Classblogmeister is my favorite way to blog with students because it’s free and very, very safe.  It’s a little clunky if you are just creating a teacher blog, but super for kids. Here’s an example of a Kindergarten class blog using classblogmeister.

Blogger

Blogger is not my favorite way to create a blog because of the “Next Blog” button at the top of site which could lead your students to who knows what…but there are ways to turn that off.  And it’s really easy.  If you want to do a blogger blog, let me know, and I’ll give you the directions for disbling that pesky button at the top.  Here’s an example of a Kindergarten class blog using blogger.

Wikis and Website Builders
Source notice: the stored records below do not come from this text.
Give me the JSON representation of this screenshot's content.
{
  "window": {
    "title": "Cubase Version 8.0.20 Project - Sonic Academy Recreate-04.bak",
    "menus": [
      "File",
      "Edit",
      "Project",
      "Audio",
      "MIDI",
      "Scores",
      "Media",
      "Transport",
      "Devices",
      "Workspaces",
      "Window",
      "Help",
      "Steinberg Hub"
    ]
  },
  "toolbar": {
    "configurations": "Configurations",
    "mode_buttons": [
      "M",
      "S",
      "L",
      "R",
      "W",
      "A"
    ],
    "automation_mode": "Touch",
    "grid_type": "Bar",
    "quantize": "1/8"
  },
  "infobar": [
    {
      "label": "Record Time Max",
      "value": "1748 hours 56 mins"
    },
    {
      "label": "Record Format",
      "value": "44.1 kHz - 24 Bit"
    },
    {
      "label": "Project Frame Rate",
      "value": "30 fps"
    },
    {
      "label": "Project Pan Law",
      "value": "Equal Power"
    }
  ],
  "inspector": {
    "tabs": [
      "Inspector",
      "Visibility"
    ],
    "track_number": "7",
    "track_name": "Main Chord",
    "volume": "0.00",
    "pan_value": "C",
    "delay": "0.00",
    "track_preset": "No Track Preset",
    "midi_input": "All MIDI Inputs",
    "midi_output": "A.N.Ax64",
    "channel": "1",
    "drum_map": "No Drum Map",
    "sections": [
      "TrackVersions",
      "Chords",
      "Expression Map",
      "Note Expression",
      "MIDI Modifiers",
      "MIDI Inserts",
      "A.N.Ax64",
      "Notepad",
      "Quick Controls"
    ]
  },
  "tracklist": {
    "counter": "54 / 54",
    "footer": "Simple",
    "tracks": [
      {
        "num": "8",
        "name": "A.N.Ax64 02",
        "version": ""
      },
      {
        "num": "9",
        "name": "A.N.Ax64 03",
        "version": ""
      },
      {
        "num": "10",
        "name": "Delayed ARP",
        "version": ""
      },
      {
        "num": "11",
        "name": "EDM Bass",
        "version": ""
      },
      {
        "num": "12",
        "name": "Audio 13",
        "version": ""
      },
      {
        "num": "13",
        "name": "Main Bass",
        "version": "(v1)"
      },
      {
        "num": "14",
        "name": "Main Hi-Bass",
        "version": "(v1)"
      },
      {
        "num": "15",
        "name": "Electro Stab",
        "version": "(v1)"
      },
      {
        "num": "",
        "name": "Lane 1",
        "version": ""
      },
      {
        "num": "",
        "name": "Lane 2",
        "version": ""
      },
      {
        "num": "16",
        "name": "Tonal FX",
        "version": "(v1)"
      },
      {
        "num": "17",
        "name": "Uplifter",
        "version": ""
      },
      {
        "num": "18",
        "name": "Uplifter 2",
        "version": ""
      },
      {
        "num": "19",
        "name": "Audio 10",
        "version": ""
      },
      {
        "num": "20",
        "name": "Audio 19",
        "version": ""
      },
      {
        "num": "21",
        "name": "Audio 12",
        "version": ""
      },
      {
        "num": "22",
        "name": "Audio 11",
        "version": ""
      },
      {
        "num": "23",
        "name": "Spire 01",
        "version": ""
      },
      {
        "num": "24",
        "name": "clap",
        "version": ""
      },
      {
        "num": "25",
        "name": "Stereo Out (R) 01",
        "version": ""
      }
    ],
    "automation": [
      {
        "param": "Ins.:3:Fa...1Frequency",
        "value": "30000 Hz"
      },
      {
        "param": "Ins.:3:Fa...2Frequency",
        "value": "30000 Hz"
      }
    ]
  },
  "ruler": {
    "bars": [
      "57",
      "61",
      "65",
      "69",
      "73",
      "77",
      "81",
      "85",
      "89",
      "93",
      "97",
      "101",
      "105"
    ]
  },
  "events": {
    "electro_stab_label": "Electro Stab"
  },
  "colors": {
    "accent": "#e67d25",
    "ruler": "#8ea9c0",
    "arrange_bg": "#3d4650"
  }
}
Want something a little more permanent?  Try a wiki or a website:

Wikispaces

Want more of a static webpage?  Try a wiki!  Wiki means “quick” in Hawaiian, and wikis are quick ways to make a website.  My favorite is wikispaces.  They offer ad free wikis for teachers.  Here’s an example of a fourth grade classroom page created with wikispaces.

Weebly

Weebly is a super simple webpage creator.  I know lots of teachers that use this service!  Here’s one example of a classroom website made with Weebly.

Google Sites 

Google sites also lets you create a simple webpage.  All you need is a google account (which is great to have for lots of reasons!)  Here’s an example of a classroom site made with google sites.

Here are some other sites I’ve briefly viewed, but have not used extensively.  If you choose any of these, check and see where links on these pages go, and check for ads.  They appear to be okay at first glance, but it’s always good to check frequently since webservices sometimes change.

Yola

SchoolRack

ClassJump

Hipero